Excerpts from a dataset:
_ _ _ _ _

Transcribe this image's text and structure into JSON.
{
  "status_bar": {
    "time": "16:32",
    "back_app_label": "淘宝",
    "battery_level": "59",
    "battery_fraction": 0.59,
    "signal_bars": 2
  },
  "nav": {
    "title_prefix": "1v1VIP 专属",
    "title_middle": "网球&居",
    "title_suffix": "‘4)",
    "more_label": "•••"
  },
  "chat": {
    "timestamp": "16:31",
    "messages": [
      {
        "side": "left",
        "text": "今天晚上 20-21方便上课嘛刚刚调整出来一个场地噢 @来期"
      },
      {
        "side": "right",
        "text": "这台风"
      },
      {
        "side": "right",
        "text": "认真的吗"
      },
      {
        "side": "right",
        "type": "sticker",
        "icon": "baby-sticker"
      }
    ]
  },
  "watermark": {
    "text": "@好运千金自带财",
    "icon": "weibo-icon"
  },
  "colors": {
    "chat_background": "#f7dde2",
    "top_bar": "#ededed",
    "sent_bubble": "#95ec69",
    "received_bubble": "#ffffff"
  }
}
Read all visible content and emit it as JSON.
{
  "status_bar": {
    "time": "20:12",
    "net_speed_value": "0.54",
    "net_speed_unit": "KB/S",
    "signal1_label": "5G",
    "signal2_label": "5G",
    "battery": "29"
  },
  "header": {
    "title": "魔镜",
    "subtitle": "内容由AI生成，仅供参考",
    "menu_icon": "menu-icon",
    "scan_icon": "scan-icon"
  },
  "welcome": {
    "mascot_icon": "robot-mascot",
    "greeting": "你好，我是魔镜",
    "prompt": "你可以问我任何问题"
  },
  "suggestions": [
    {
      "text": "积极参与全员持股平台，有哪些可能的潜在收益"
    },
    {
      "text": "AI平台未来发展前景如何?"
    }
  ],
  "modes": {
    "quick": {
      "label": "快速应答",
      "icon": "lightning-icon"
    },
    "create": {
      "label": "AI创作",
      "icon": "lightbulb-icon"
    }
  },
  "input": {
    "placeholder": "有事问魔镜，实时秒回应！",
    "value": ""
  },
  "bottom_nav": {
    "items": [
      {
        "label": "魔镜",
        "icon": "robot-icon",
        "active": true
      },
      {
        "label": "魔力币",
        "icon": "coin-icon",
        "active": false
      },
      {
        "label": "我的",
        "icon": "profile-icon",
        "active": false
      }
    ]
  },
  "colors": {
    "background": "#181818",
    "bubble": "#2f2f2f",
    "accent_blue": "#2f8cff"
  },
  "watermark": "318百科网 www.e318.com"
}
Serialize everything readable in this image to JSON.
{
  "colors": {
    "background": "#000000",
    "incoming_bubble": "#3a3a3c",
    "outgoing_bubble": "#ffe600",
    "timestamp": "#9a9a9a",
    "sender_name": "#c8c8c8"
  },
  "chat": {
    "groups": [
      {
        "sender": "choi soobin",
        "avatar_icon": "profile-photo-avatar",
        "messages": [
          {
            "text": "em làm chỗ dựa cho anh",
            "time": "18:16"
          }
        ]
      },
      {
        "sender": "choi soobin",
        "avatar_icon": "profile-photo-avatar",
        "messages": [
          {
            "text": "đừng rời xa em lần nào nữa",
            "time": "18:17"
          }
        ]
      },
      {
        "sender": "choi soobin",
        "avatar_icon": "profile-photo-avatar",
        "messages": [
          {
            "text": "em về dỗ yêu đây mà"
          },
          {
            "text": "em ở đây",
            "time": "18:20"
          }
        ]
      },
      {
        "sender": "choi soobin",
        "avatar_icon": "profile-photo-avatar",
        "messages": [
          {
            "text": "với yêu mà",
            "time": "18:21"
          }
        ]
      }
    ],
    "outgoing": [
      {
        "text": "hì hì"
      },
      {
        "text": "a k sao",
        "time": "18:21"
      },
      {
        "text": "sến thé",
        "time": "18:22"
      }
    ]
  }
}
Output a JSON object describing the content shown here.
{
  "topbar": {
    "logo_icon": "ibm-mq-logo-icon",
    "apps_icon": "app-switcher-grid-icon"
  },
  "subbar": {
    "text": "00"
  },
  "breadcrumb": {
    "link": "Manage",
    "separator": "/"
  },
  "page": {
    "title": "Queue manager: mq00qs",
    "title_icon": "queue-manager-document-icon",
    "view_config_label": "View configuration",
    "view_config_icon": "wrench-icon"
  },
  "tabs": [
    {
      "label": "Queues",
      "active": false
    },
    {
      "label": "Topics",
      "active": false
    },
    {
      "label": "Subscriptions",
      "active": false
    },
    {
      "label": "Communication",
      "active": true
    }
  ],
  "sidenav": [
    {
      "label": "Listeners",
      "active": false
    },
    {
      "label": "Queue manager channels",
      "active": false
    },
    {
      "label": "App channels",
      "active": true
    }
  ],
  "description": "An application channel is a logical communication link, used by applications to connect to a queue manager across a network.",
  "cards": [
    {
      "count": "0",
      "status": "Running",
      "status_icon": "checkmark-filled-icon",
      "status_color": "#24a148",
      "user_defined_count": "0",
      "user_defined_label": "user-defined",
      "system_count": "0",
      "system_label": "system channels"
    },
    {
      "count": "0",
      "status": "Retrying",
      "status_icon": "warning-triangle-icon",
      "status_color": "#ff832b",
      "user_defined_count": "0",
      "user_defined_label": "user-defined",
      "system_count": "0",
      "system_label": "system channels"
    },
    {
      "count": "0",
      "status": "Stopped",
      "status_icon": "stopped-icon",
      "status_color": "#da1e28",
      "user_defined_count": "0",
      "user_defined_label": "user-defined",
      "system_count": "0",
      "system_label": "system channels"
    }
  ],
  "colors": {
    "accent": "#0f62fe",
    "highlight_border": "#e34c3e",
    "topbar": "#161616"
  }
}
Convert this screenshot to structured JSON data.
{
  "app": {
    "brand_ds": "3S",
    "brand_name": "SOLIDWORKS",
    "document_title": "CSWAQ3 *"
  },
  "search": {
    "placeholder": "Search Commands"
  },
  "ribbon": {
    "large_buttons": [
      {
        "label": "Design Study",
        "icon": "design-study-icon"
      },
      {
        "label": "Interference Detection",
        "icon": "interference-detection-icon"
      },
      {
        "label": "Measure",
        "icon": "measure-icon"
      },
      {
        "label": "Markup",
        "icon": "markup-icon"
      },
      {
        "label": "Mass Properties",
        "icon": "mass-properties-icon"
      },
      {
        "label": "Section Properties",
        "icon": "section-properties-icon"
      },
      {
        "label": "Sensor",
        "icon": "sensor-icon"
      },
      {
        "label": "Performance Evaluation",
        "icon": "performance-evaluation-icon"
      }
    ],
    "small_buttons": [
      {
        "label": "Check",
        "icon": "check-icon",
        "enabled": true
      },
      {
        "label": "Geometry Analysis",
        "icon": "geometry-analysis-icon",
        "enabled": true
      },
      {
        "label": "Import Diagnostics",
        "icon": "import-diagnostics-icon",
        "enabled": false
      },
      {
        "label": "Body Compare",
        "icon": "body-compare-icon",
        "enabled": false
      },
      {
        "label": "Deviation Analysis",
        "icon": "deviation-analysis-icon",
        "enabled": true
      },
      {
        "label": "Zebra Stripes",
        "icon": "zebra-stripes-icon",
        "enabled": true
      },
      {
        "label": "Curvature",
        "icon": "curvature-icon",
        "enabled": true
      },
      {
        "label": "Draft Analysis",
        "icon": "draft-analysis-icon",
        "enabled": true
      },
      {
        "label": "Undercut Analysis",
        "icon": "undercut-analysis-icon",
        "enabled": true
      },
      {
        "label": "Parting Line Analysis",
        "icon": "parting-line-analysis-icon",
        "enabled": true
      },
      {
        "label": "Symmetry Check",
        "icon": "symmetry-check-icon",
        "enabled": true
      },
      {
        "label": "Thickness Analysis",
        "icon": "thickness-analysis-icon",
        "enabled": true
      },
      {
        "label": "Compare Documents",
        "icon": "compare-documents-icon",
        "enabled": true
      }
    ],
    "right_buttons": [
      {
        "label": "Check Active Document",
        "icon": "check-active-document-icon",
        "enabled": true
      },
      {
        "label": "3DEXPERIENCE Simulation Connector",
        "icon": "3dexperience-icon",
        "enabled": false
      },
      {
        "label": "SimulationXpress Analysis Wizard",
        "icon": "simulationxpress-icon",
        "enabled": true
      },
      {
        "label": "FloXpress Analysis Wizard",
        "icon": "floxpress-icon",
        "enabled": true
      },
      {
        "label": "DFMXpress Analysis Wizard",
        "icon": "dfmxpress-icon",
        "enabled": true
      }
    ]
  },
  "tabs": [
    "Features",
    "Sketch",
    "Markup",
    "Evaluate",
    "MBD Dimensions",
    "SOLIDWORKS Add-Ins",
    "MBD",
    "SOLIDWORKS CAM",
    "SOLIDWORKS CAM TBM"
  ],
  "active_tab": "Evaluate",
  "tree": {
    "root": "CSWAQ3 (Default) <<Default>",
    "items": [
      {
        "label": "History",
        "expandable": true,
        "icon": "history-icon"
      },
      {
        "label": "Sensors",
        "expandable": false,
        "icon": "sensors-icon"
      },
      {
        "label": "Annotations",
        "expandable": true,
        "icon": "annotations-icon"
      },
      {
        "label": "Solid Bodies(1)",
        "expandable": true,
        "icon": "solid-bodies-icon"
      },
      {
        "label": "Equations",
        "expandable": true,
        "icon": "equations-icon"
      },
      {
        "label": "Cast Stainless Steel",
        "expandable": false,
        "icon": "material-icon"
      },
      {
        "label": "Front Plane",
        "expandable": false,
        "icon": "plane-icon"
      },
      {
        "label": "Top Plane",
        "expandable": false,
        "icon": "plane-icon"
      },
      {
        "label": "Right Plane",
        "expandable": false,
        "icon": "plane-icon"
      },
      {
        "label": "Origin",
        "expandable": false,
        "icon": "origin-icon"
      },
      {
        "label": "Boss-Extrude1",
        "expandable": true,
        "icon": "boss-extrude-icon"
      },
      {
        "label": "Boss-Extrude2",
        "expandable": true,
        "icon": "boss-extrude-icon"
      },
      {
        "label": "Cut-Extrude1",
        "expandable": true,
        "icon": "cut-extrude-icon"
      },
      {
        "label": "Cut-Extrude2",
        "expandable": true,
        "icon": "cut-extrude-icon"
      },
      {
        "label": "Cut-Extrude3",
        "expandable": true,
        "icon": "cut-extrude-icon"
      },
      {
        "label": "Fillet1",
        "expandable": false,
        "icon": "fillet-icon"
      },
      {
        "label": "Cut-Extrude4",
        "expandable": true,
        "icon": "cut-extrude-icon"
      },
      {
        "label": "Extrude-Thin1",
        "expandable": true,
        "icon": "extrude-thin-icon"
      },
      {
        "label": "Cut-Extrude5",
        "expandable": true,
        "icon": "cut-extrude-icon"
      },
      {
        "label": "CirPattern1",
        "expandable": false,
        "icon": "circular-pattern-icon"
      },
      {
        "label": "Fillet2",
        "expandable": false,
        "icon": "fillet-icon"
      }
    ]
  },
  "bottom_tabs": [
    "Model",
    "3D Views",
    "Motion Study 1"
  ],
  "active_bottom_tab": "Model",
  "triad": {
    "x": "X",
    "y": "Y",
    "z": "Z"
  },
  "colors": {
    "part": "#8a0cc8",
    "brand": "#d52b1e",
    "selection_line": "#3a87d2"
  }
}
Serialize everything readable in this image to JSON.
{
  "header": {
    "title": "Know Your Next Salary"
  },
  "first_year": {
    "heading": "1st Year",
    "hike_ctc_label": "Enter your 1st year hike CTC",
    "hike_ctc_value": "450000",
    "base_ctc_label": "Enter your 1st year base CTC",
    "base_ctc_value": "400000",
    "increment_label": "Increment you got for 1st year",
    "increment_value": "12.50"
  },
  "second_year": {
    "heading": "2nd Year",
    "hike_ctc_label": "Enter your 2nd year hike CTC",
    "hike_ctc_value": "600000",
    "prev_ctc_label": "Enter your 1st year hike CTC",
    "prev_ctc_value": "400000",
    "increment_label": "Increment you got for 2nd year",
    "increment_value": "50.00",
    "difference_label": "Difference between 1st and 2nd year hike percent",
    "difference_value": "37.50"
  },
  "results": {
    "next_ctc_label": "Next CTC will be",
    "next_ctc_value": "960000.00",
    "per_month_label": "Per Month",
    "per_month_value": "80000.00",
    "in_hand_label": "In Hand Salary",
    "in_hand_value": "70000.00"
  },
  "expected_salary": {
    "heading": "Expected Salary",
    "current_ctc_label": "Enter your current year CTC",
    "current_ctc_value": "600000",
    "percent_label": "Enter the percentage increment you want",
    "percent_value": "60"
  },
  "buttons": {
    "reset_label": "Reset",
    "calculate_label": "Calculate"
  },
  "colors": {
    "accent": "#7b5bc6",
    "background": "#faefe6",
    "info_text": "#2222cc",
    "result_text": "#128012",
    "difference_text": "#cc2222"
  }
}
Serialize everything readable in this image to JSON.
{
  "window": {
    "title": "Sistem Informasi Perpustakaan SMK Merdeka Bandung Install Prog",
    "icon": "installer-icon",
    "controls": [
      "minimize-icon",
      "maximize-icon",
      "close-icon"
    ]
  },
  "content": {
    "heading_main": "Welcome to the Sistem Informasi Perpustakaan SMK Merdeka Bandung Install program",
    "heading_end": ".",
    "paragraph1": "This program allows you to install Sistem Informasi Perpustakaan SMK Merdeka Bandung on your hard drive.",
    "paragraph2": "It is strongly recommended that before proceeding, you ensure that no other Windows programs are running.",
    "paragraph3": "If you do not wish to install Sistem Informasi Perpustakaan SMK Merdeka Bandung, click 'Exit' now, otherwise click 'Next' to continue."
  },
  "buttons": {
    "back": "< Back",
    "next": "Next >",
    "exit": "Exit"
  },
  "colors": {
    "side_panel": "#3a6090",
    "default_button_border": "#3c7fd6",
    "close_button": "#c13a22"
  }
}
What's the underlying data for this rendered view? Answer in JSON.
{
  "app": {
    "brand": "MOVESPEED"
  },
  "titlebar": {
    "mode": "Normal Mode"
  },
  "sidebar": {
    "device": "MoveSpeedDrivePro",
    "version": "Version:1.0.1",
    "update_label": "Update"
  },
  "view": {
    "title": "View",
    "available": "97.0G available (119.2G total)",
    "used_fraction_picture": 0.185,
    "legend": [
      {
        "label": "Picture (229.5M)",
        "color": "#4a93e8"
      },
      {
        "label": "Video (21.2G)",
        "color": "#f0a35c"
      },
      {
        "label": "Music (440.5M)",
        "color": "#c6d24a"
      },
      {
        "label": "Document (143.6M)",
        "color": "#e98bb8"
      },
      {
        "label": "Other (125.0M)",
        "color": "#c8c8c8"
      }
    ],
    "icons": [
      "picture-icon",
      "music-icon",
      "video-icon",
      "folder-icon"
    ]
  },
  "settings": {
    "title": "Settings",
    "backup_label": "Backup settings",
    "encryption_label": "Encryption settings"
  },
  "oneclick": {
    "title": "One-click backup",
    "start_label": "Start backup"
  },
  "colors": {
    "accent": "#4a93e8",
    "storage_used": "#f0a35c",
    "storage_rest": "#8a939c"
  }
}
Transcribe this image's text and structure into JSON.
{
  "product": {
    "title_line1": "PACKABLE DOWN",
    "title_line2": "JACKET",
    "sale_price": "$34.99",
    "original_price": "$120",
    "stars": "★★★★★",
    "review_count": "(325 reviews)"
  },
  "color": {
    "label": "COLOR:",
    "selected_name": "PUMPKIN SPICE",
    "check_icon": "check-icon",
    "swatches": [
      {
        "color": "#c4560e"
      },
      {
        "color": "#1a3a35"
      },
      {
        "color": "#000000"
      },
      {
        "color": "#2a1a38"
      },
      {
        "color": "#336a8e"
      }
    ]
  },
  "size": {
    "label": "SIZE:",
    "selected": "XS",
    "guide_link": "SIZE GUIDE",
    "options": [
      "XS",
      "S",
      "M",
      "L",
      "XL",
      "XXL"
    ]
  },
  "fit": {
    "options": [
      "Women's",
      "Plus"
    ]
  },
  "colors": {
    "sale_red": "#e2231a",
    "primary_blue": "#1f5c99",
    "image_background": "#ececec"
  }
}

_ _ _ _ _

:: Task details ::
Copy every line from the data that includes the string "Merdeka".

:: Response to this exercise ::
    "title": "Sistem Informasi Perpustakaan SMK Merdeka Bandung Install Prog",
    "heading_main": "Welcome to the Sistem Informasi Perpustakaan SMK Merdeka Bandung Install program",
    "paragraph1": "This program allows you to install Sistem Informasi Perpustakaan SMK Merdeka Bandung on your hard drive.",
    "paragraph3": "If you do not wish to install Sistem Informasi Perpustakaan SMK Merdeka Bandung, click 'Exit' now, otherwise click 'Next' to continue."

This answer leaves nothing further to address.